_Directions for this task:_ Each line of the data below that includes the string "content" must be copied.

Web page and app entries
##########
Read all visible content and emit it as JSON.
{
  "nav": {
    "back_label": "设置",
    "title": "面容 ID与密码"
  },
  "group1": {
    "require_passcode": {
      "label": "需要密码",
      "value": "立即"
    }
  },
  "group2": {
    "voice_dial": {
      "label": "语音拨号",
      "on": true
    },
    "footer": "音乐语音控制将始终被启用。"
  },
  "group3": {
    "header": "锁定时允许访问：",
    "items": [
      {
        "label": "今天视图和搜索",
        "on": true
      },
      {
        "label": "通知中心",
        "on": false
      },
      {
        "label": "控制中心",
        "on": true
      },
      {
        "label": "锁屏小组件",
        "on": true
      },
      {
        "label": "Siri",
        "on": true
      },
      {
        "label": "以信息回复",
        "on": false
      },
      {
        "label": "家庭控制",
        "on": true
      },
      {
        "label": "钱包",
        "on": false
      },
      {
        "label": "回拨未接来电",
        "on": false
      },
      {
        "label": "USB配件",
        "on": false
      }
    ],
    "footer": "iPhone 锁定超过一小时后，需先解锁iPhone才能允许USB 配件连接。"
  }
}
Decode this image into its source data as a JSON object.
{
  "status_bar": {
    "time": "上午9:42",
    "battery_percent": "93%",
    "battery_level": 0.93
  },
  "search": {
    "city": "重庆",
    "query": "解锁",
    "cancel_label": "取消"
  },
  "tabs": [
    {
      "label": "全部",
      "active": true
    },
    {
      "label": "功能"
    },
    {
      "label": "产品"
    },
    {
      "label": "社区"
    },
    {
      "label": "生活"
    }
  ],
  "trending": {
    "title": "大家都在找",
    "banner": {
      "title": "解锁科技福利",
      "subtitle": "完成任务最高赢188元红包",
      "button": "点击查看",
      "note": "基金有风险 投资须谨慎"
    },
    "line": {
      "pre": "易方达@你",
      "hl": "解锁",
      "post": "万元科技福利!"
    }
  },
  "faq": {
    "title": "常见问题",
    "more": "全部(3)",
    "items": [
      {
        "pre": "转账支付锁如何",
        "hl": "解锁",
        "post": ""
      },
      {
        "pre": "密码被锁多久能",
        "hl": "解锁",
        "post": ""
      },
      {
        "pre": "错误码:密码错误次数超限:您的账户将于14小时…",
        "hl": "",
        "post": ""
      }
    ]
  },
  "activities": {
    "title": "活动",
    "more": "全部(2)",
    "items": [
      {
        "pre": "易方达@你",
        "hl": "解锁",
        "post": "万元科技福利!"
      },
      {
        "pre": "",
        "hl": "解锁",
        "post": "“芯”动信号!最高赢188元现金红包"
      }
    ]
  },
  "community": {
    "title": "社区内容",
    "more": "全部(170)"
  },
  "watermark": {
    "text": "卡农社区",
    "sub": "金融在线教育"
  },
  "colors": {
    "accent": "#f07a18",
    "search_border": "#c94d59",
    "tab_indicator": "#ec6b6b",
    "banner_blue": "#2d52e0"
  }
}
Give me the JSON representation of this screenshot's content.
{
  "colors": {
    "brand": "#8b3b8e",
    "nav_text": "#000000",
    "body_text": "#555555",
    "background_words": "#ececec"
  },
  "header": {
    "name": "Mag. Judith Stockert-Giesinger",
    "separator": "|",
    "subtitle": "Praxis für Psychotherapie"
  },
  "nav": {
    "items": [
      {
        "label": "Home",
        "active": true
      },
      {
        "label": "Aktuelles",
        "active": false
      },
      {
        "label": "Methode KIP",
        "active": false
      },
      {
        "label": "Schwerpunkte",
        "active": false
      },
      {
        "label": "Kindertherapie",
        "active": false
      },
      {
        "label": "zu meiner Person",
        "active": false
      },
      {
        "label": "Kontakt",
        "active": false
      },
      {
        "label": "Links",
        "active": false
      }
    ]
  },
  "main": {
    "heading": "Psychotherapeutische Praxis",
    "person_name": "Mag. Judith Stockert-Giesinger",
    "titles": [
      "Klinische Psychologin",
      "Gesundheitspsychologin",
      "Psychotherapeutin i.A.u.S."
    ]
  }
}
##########
_Task result:_
Read all visible content and emit it as JSON.
Give me the JSON representation of this screenshot's content.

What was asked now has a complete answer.